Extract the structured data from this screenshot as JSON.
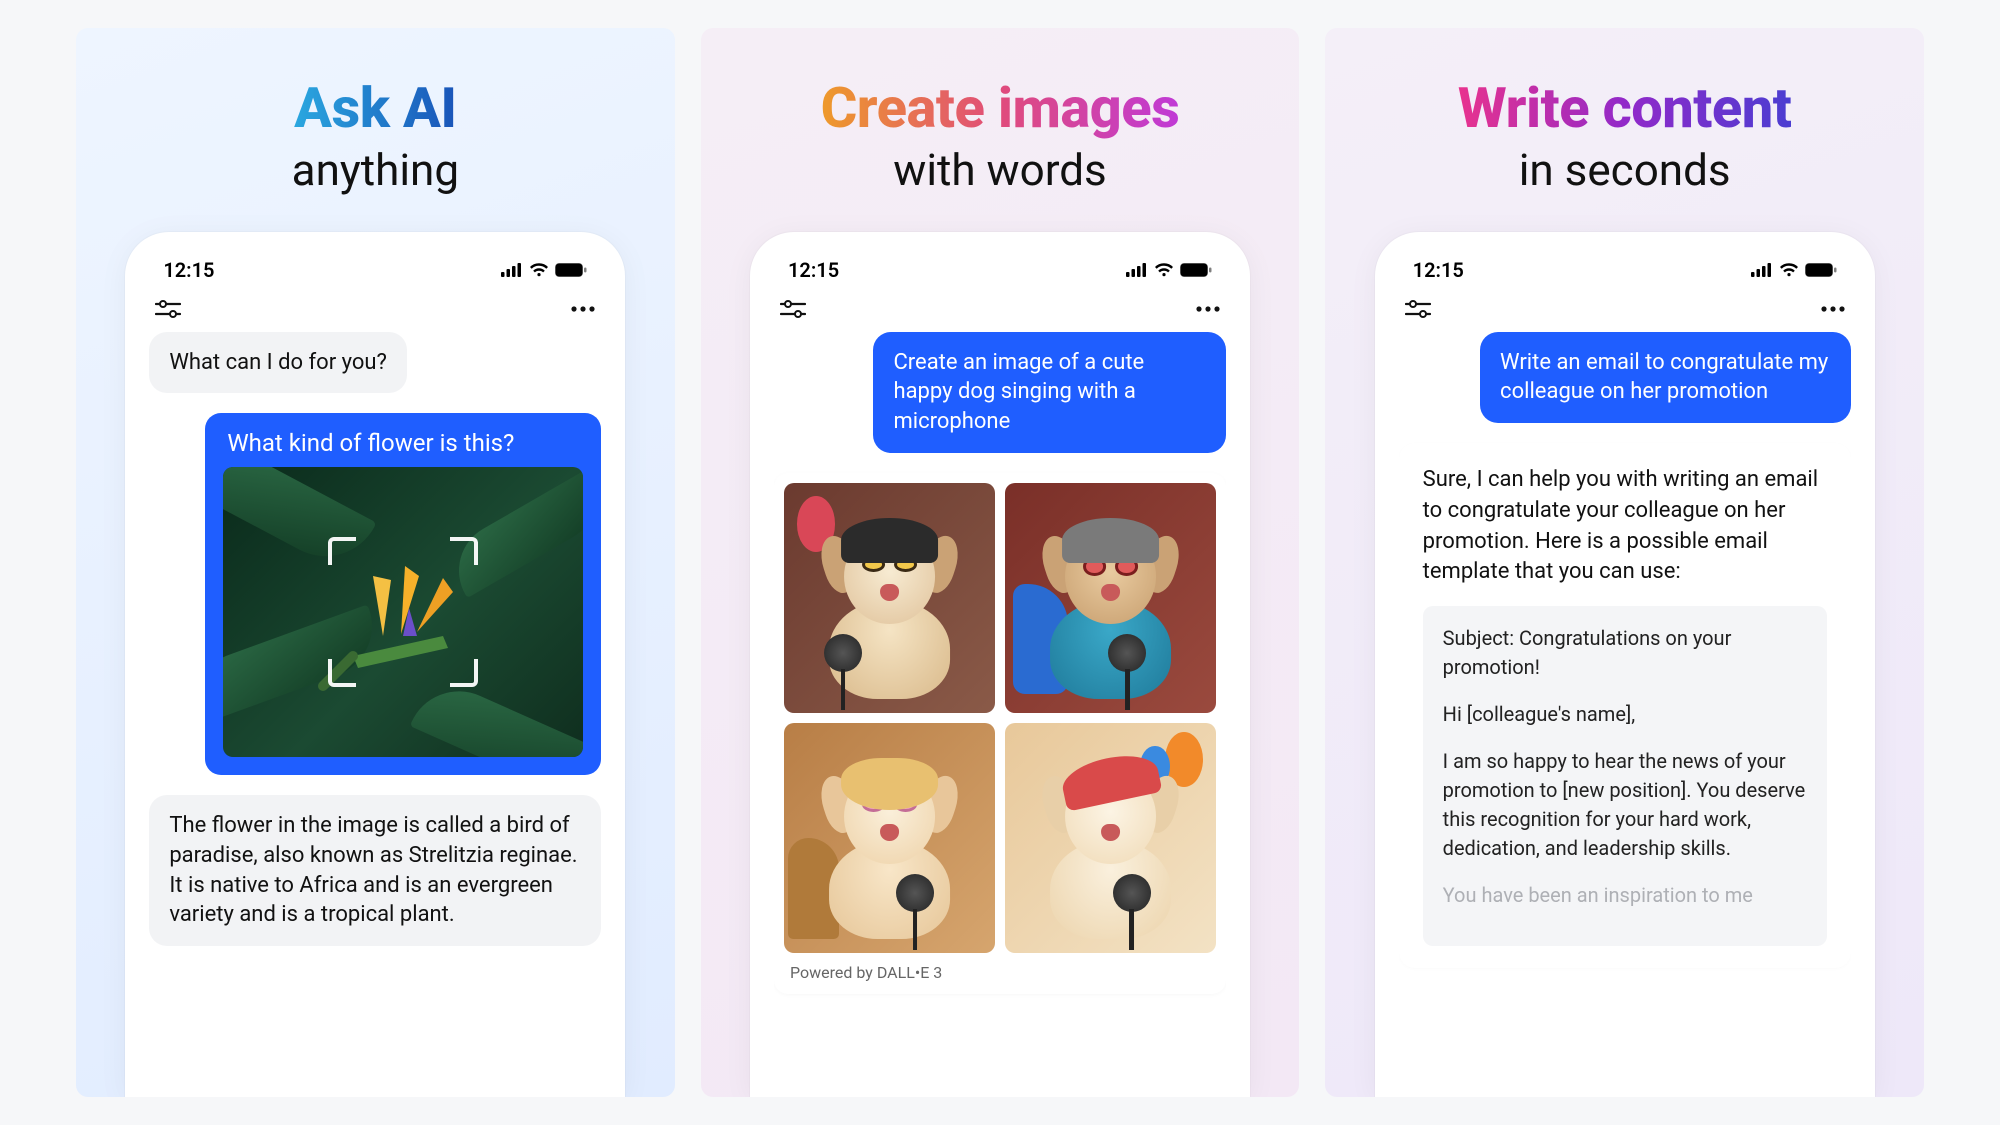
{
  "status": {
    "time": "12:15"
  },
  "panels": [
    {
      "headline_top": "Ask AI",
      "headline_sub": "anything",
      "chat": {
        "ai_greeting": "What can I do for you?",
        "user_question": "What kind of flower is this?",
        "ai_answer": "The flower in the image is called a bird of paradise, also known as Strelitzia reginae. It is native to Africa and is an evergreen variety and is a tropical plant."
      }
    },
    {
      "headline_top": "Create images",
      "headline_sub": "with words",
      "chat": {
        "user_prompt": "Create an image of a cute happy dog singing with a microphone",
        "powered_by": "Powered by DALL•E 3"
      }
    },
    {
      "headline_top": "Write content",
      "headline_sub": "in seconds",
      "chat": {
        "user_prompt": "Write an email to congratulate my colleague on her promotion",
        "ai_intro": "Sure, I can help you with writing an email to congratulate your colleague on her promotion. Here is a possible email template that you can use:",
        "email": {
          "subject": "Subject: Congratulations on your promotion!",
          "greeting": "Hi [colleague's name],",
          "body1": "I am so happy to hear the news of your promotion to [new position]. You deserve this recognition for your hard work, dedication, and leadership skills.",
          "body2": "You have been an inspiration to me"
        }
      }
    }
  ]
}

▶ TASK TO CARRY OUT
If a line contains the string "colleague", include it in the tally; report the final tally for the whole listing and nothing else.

▶ RESULT FOR THIS EXERCISE
3